Finding time to exercise is not easy. But even if it’s taking the least-desired parking spot, where you have to walk farther, or little things like taking the stairs all add up. Now I look for those opportunities. You have to make the time for exercise. Look at it as a meeting, if business or PTA meetings are part of your life. Have a meeting for yourself.
ET: What’s behind your successful transition from supermodel to CEO?
KI: When I was modeling I had the great blessing of having worked all my life. My first job was when I was four years old selling painted rocks from my wagon. I just always worked. I entered the modeling industry as a business person already. The entire time I was working in that industry I was trying and failing at businesses. Had I succeeded earlier my modeling career wouldn’t have gone on as it did. It

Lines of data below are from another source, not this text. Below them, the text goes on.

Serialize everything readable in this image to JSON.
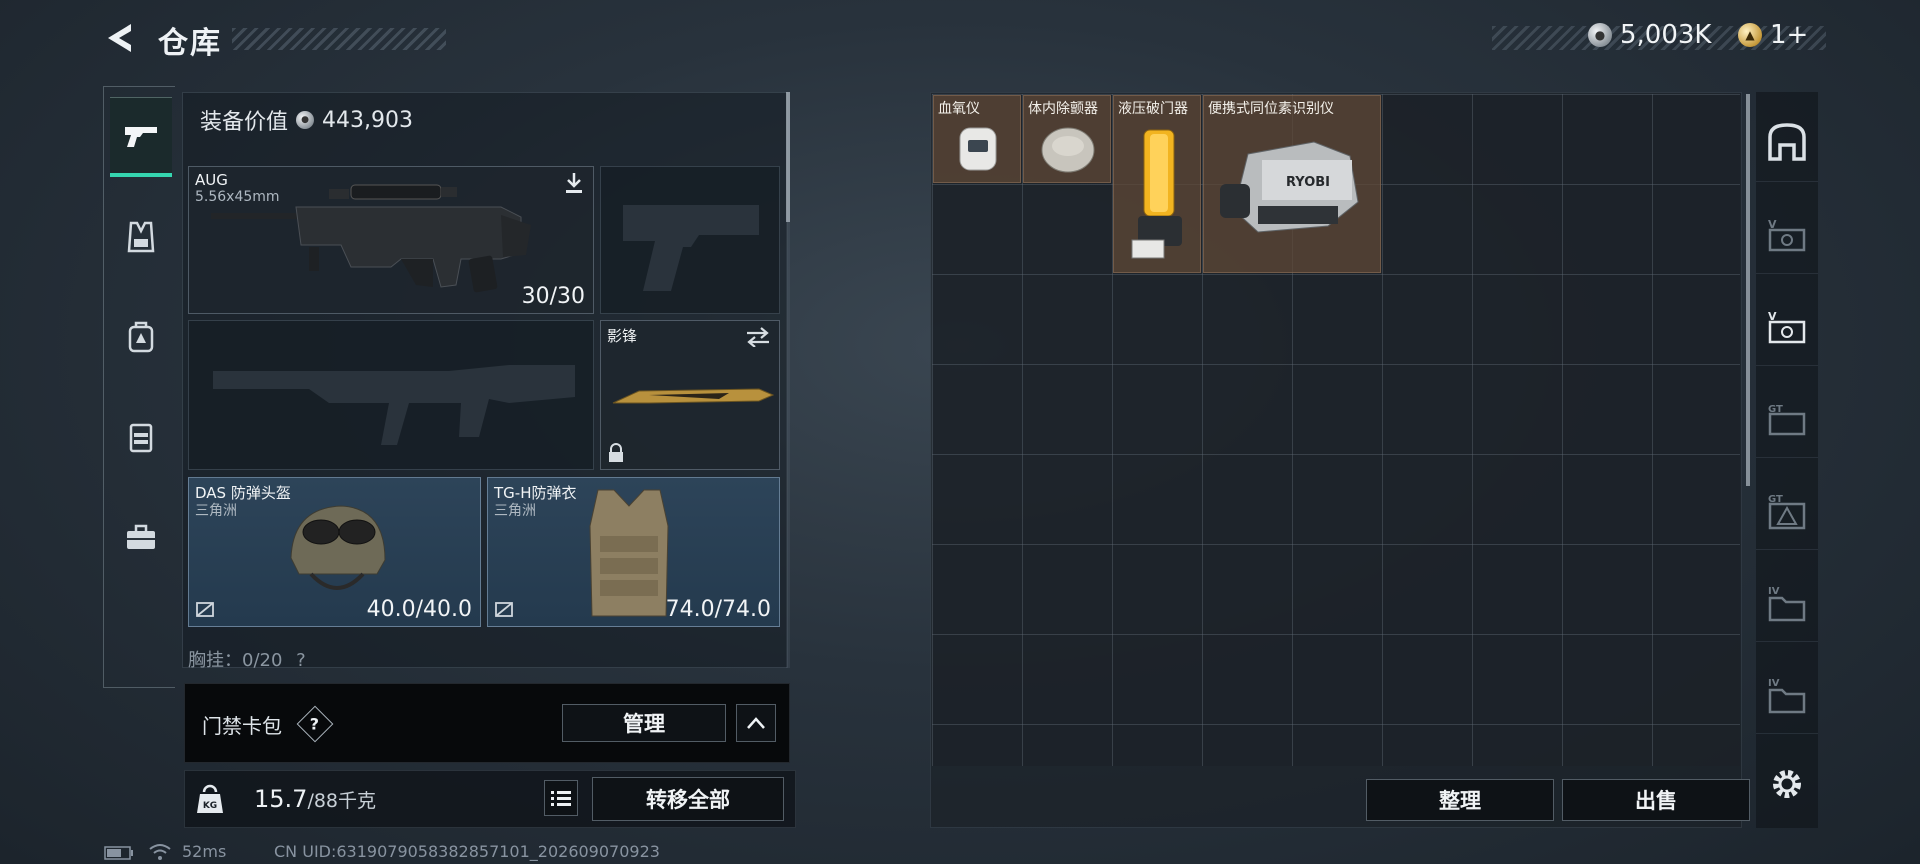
{
  "header": {
    "title": "仓库",
    "currency_silver": "5,003K",
    "currency_gold": "1+"
  },
  "nav": {
    "items": [
      "firearms",
      "armor",
      "backpack",
      "chest-rig",
      "toolbox"
    ],
    "active": "firearms"
  },
  "equipment": {
    "value_label": "装备价值",
    "value": "443,903",
    "primary_weapon": {
      "name": "AUG",
      "caliber": "5.56x45mm",
      "ammo": "30/30"
    },
    "secondary_weapon_empty": true,
    "primary2_empty": true,
    "melee": {
      "name": "影锋"
    },
    "helmet": {
      "name": "DAS 防弹头盔",
      "brand": "三角洲",
      "durability": "40.0/40.0"
    },
    "armor": {
      "name": "TG-H防弹衣",
      "brand": "三角洲",
      "durability": "74.0/74.0"
    },
    "chest_rig": {
      "label": "胸挂：0/20",
      "help": "?"
    }
  },
  "keycard": {
    "title": "门禁卡包",
    "help": "?",
    "manage_label": "管理"
  },
  "weight": {
    "current": "15.7",
    "max": "/88千克",
    "transfer_all_label": "转移全部"
  },
  "status": {
    "ping": "52ms",
    "uid": "CN UID:6319079058382857101_202609070923"
  },
  "storage": {
    "items": [
      {
        "name": "血氧仪"
      },
      {
        "name": "体内除颤器"
      },
      {
        "name": "液压破门器"
      },
      {
        "name": "便携式同位素识别仪",
        "brand_text": "RYOBI"
      }
    ],
    "sort_label": "整理",
    "sell_label": "出售"
  },
  "tools": {
    "items": [
      "safe",
      "case-v-1",
      "case-v-2",
      "case-gt-1",
      "case-gt-2",
      "folder-iv-1",
      "folder-iv-2",
      "settings"
    ]
  },
  "colors": {
    "accent": "#35d6b0",
    "item_bg": "#5f4837",
    "slot_blue": "#2d4459"
  }
}
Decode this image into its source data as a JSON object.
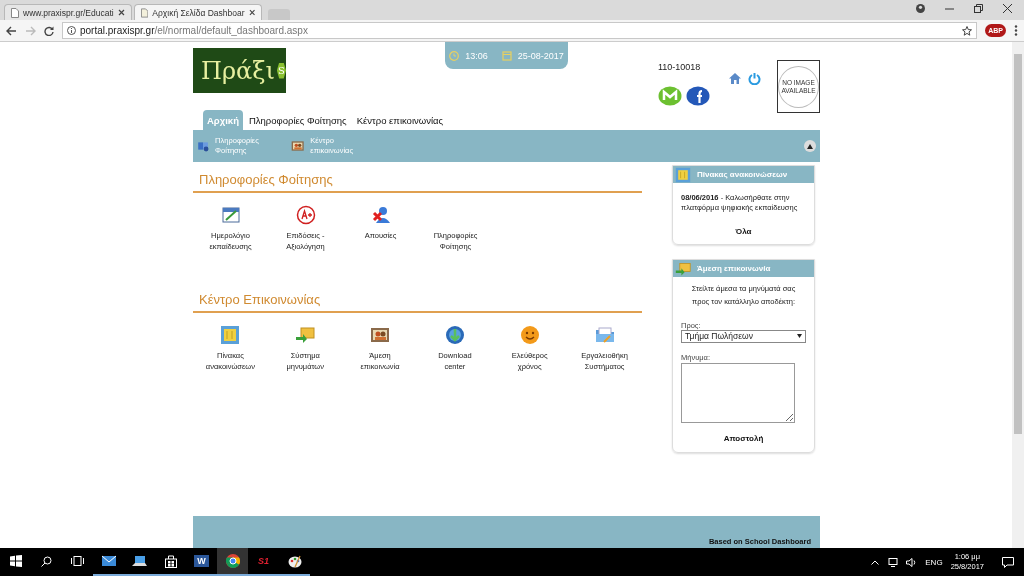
{
  "browser": {
    "tabs": [
      {
        "title": "www.praxispr.gr/Educati",
        "selected": false
      },
      {
        "title": "Αρχική Σελίδα Dashboar",
        "selected": true
      }
    ],
    "url_host": "portal.praxispr.gr",
    "url_path": "/el/normal/default_dashboard.aspx",
    "extension": "ABP"
  },
  "header": {
    "logo_text": "Πράξι",
    "logo_badge": "S",
    "time": "13:06",
    "date": "25-08-2017",
    "user_code": "110-10018",
    "photo_text": "NO IMAGE AVAILABLE"
  },
  "nav_tabs": [
    {
      "label": "Αρχική",
      "selected": true
    },
    {
      "label": "Πληροφορίες Φοίτησης",
      "selected": false
    },
    {
      "label": "Κέντρο επικοινωνίας",
      "selected": false
    }
  ],
  "subnav": [
    {
      "label": "Πληροφορίες Φοίτησης",
      "kind": "book"
    },
    {
      "label": "Κέντρο επικοινωνίας",
      "kind": "contact"
    }
  ],
  "sections": [
    {
      "title": "Πληροφορίες Φοίτησης",
      "items": [
        {
          "label": "Ημερολόγιο εκπαίδευσης",
          "kind": "calendar"
        },
        {
          "label": "Επιδόσεις - Αξιολόγηση",
          "kind": "grade"
        },
        {
          "label": "Απουσίες",
          "kind": "absences"
        },
        {
          "label": "Πληροφορίες Φοίτησης",
          "kind": "text"
        }
      ]
    },
    {
      "title": "Κέντρο Επικοινωνίας",
      "items": [
        {
          "label": "Πίνακας ανακοινώσεων",
          "kind": "board"
        },
        {
          "label": "Σύστημα μηνυμάτων",
          "kind": "messages"
        },
        {
          "label": "Άμεση επικοινωνία",
          "kind": "contact"
        },
        {
          "label": "Download center",
          "kind": "download"
        },
        {
          "label": "Ελεύθερος χρόνος",
          "kind": "smiley"
        },
        {
          "label": "Εργαλειοθήκη Συστήματος",
          "kind": "folder"
        }
      ]
    }
  ],
  "announcements": {
    "title": "Πίνακας ανακοινώσεων",
    "items": [
      "**08/06/2016** - Καλωσήρθατε στην πλατφόρμα ψηφιακής εκπαίδευσης"
    ],
    "link": "Όλα"
  },
  "contact": {
    "title": "Άμεση επικοινωνία",
    "intro": "Στείλτε άμεσα τα μηνύματά σας προς τον κατάλληλο αποδέκτη:",
    "to_label": "Προς:",
    "to_value": "Τμήμα Πωλήσεων",
    "message_label": "Μήνυμα:",
    "submit": "Αποστολή"
  },
  "footer": "Based on School Dashboard",
  "taskbar": {
    "apps": [
      {
        "kind": "mail"
      },
      {
        "kind": "laptop"
      },
      {
        "kind": "store"
      },
      {
        "kind": "word",
        "label": "W"
      },
      {
        "kind": "chrome",
        "selected": true
      },
      {
        "kind": "s1",
        "label": "S1"
      },
      {
        "kind": "paint"
      }
    ],
    "lang": "ENG",
    "time": "1:06 μμ",
    "date": "25/8/2017"
  }
}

wasn’t until ‘93 that I started our brand with a pair of socks.
I didn’t have that desperation: “I’ve got to make it in modeling otherwise I’m doomed.” I’ve seen this happen with people in modeling: You can be the most gorgeous person but if you don’t have the look of the moment it’s very fickle. It never felt secure to me to earn a paycheck based on how someone else perceived how I looked. I was grateful, but I always knew I belonged on the other side of the camera. I looked at the clients and daydreamed about being a client someday. And I built a business today that has absolutely nothing to do with my appearance.
ET: What overriding message would you point to in your book Real Solutions for Busy Moms?
KI: It’s kind of a “mom-apedia,” a parenting guide. I really encourage women to figure out what their priorities are and then put boundaries in place. I was 40 years old before I learned that “no” is a complete sentence. As women we oftentimes want to do everything.